ICSA Labs Ready to Take EHR Certification, Interoperability Reins
ICSA Labs, an independent division of Verizon, is now one of the largest government-approved EHR testing and certification body. The organization has aspirations beyond meaningful use, though, and hopes to drive healthcare IT vendors toward interoperability and innovation.
To help ease concerns about the void it was leaving, CCHIT encourages its customers to work with ICSA Labs for both testing and certification purposes. ICSA Labs, an independent division of Verizon, is well-positioned as a “good place for customers to get a soft landing,” according to Managing Director George P. Japak.
‘Proficiency’ in Product Certification Serves ICSA Labs Well
Started in 1989, ICSA Labs got its start testing IT security products, says Japak, who spoke with CIO.com at the Health Information and Management Systems Society’s HIMSS 2014 conference.

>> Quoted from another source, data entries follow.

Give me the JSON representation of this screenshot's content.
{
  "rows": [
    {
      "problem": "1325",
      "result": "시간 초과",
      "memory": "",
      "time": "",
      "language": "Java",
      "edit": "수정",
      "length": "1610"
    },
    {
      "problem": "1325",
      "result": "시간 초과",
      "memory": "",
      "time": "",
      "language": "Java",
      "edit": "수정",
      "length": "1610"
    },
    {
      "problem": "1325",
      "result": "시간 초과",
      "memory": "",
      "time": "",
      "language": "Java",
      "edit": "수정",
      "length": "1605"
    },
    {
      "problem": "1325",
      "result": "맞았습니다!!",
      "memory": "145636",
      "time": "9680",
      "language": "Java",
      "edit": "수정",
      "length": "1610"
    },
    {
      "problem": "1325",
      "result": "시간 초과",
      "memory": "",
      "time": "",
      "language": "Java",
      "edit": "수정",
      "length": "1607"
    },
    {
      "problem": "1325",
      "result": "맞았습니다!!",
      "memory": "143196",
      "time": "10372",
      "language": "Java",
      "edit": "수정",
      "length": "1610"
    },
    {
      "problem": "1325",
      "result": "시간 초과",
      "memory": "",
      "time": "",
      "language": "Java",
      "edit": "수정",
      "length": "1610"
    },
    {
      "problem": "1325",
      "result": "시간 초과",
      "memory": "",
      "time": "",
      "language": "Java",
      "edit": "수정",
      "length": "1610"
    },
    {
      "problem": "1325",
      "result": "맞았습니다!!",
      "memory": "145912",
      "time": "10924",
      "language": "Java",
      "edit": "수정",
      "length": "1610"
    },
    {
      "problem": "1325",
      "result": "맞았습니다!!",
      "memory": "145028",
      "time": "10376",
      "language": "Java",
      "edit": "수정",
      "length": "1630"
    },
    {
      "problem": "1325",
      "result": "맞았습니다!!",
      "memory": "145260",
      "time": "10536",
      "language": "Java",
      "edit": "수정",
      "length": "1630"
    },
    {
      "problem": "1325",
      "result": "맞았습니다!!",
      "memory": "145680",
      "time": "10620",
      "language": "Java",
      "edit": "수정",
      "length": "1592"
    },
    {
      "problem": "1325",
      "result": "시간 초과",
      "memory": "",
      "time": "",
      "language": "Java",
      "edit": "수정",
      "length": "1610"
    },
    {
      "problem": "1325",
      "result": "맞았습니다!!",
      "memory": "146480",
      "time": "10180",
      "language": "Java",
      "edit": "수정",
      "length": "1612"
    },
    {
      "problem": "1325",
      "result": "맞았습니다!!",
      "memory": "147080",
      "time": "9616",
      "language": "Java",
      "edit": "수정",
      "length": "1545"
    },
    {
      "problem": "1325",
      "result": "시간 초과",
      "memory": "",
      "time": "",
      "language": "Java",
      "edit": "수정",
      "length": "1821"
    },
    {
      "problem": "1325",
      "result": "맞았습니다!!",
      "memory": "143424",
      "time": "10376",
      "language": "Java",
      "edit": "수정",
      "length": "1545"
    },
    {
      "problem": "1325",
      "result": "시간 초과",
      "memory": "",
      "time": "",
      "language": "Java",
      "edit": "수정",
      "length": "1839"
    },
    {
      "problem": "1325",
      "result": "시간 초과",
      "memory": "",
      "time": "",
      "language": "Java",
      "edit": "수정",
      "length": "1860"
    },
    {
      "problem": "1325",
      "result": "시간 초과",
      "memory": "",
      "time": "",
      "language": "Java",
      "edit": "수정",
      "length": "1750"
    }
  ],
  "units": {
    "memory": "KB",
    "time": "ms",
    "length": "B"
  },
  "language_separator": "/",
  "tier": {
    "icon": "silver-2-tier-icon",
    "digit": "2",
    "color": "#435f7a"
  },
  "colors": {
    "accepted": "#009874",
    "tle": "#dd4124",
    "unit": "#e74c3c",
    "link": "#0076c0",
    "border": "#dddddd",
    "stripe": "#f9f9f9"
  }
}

These initial offerings included traditional network and endpoint products such as firewalls and VPNs, as well as network attached peripherals such as copy machines and video equipment. Over time, this focus grew to encompass mobile device and mobile application testing — the latter of which Japak describes as “an area fraught with problems and with growing implications in healthcare.”

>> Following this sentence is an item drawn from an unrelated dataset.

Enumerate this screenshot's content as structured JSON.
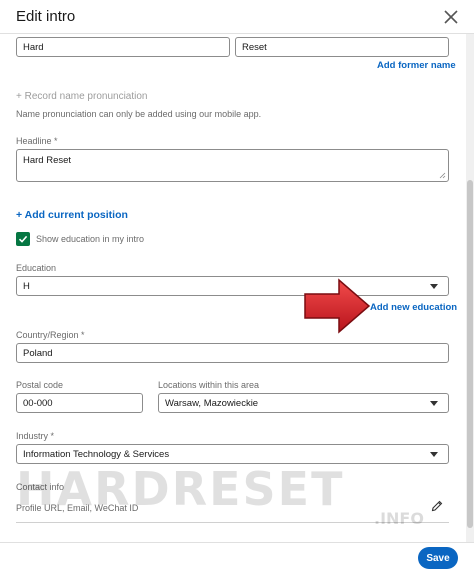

ICSA Labs has issued certifications in accordance with ISO standards since 2004, Japak says. Its experience with interoperability, meanwhile, dates back to late 1990s, when it helped the Automotive Industry Action Group connect 40,000 trading partners that met industry standards, but nonetheless couldn’t share information.

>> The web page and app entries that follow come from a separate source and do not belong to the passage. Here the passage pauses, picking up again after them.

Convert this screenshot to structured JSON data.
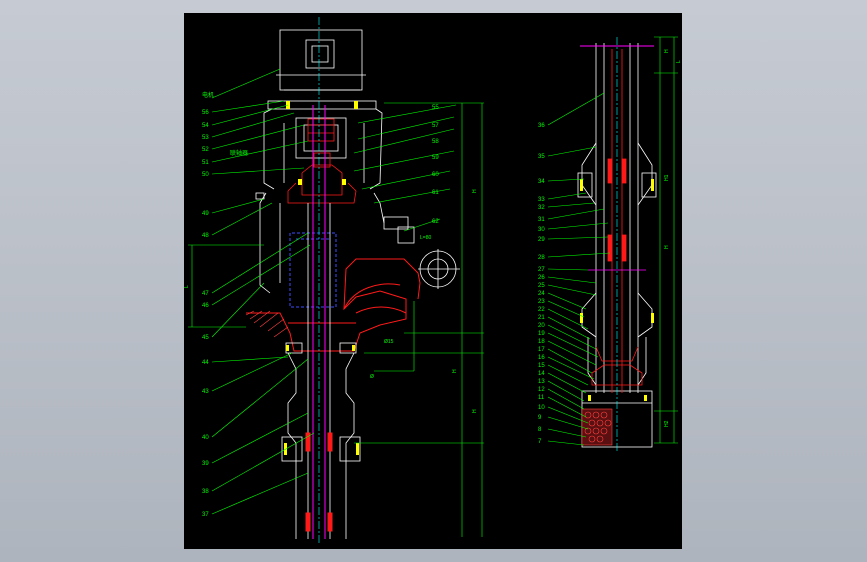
{
  "colors": {
    "background": "#b8bec7",
    "canvas": "#000000",
    "outline": "#ffffff",
    "leader": "#00ff00",
    "section": "#ff1a1a",
    "shaft": "#ff00ff",
    "centerline": "#00ffff",
    "hidden": "#3b4bff",
    "bolt": "#ffff00",
    "hatch": "#ff4040"
  },
  "left_view": {
    "part_labels": [
      "56",
      "54",
      "53",
      "52",
      "51",
      "50",
      "49",
      "48",
      "47",
      "46",
      "45",
      "44",
      "43",
      "40",
      "39",
      "38",
      "37"
    ],
    "side_labels": [
      "55",
      "57",
      "58",
      "59",
      "60",
      "61",
      "62"
    ],
    "motor_tag": "电机",
    "coupling_tag": "联轴器",
    "dimensions": [
      "L",
      "H",
      "Ø",
      "Ø15",
      "L=80"
    ]
  },
  "right_view": {
    "part_labels": [
      "36",
      "35",
      "34",
      "33",
      "32",
      "31",
      "30",
      "29",
      "28",
      "27",
      "26",
      "25",
      "24",
      "23",
      "22",
      "21",
      "20",
      "19",
      "18",
      "17",
      "16",
      "15",
      "14",
      "13",
      "12",
      "11",
      "10",
      "9",
      "8",
      "7"
    ],
    "dimensions": [
      "H",
      "L",
      "H",
      "H1",
      "H2"
    ]
  }
}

When it comes to meeting the needs of EHR certification, Japak says, “We were accustomed to the rigor and necessary focus on executing these tests, and having that type of proficiency has served us well.”
Here, ICSA Labs sees its work with IHE as playing a pivotal role. The 2015 certification criteria, for example, propose a requirement that EHR systems first receive continuity of care document (CCD) messages from other EHRs at a 95 percent success rate and then present the XML in human-readable format, says Michelle Knighton, ICSA Lab’s program manager for healthcare. The IHE’s work, including its annual Connectathon interoperability testing events, focuses on solving such problems.
That expertise will likely extend beyond EHR systems, Knighton says. As mobile devices continue to permeate healthcare organizations, security, privacy and interoperability testing — largely absent from meaningful use — will take on added importance. After all, devices that can’t communicate with one another won’t improve outcomes or patient safety, Knighton says.
This will pertain to patient engagement as well, she adds. As patients grow up with technology, they will expect more from physicians. Specifically, they will want data collected from their personal health devices to be exported to the clinical systems their physicians use, Knighton says, and they’ll want to communicate with their doctors on a regular basis. An inability to do this puts pressure on healthcare providers, which in turn puts pressure on vendors, she says.
That, in part, explains why ICSA Labs entered healthcare in the first place. It’s hard to ignore a marketplace growing so quickly and experiencing “a manifestation of technology explosion,” Japak says. For the organization to stay around another 25 years, he adds, it was a matter of asking, “What can we do to be transformational?”
Brian Eastwood is a senior editor for CIO.com with more than 10 years of experience writing, editing and producing content for newspapers and the Web. He is primarily responsible for working with CIO.com's contributors and columnists, who cover topics such as cloud computing, big data, development and architecture, personal tech, the IT channel, business applications, BYOD, consumerization and business / project management. Brian's specific area of interest and expertise is healthcare IT. Prior to CIO.com, Brian was an editor at TechTarget and a newspaper reporter in the Boston suburbs. Outside the office, Brian is a history buff with a particular interest in postwar Europe and a runner who recently finished his 11th marathon.